the data from the hearing tests, we measured hearing impairment in eight
different ways. Also, participants responded to questions about hearing loss in
the questionnaire, which asked whether they had a little trouble hearing, a lot
of trouble hearing, or were deaf without a hearing aid," said Cowie. In
addition, 2,259 of the participants who received hearing tests were randomly
assigned to have their blood glucose tested after an overnight fast.
studies that examined diabetes and hearing loss found a weaker association or
no association, but these studies were based on smaller samples of older adults,
and they were not nationally representative, according to co-author Howard
Hoffman, an epidemiologist at NIDCD. "This is the first study of a
nationally representative sample of working age adults, 20 to 69 years old, and
we found an association between diabetes and hearing impairment evident as early
as ages 30 to 40."
link between diabetes and hearing loss has been debated since the 1960s or
before, and our results show that a relationship exists even when we account for
the major factors known to affect hearing, such as age, race, ethnicity, income
level, noise exposure, and the use of certain medications," noted Kathleen
Bainbridge, Ph.D., of Social & Scientific Systems, Inc.
may lead to hearing loss by damaging the nerves and blood vessels of the inner
ear, the researchers suggest.
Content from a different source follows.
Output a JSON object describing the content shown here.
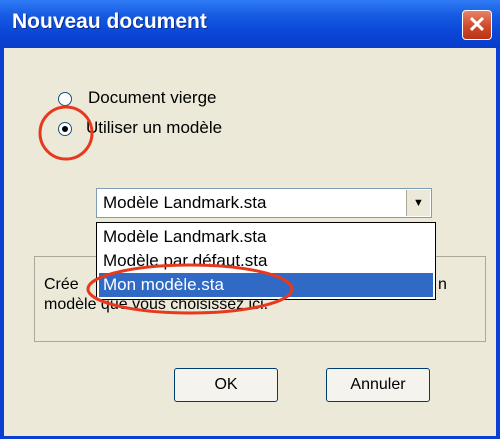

Autopsy studies of diabetes patients have shown
evidence of such damage.
is a group of diseases marked by high levels of blood glucose resulting from
defects in insulin production, insulin action, or both. Afflicting nearly 21
million people in the
, it is a major cause of heart disease and stroke and the most common cause of
blindness, kidney failure, and lower limb amputations in adults. Pre-diabetes,
which causes no symptoms, affects about 54 million adults in the
, many of whom will develop type 2 diabetes in the
next 10 years. Pre-diabetes raises the risk of a heart attack or stroke even if
diabetes does not develop. People with pre-diabetes can often prevent or delay
diabetes if they lose a modest amount of weight by cutting calories and
increasing physical activity. People with diabetes also benefit from diet and
exercise as well as medications that control blood glucose, blood pressure, and
cholesterol. For information about the causes, prevention, and treatment of
diabetes, see http://diabetes.niddk.nih.gov/.
NHANES participants with diabetes had type 2 diabetes, which
accounts for up to 95 percent of diabetes cases in the
. Type 2 diabetes usually appears after age 40, and is more common in
overweight, inactive people and in those with a family history of diabetes.
loss is a common problem caused by aging, disease, heredity, and noise. About 17
percent of American adults — 36 million people — report some degree of
hearing loss. There is a strong relationship between age and reported hearing
loss: 8 percent of American adults 18 to 44 years old, 19 percent of adults 45
to 64 years old, and 30 percent of adults 65 to 74 years old report trouble with
hearing. For information about the causes and treatment of hearing loss, see
conducts and supports research in diabetes and other endocrine and metabolic
diseases; digestive diseases, nutrition, and obesity; and kidney, urologic, and
hematologic diseases. Spanning the full spectrum of medicine and afflicting
people of all ages and ethnic groups, these diseases encompass some of the most
common, severe, and disabling conditions affecting Americans. For more
information about NIDDK and its programs, see www.niddk.nih.gov.
NIDCD supports and conducts research and research training on the normal and
disordered processes of hearing, balance, smell, taste, voice, speech and
language and provides health information, based upon scientific discovery, to
the public. For more information about NIDCD programs, see www.nidcd.nih.gov.
National Institutes of Health (NIH) — The
Nation's Medical Research Agency — includes 27 Institutes and
Centers and is a component of the U.S. Department of Health and Human Services.
It is the primary federal agency for conducting and supporting basic, clinical
and translational medical research, and it investigates the causes, treatments,
and cures for both common and rare diseases. For more information about NIH and
its programs, visit www.nih.gov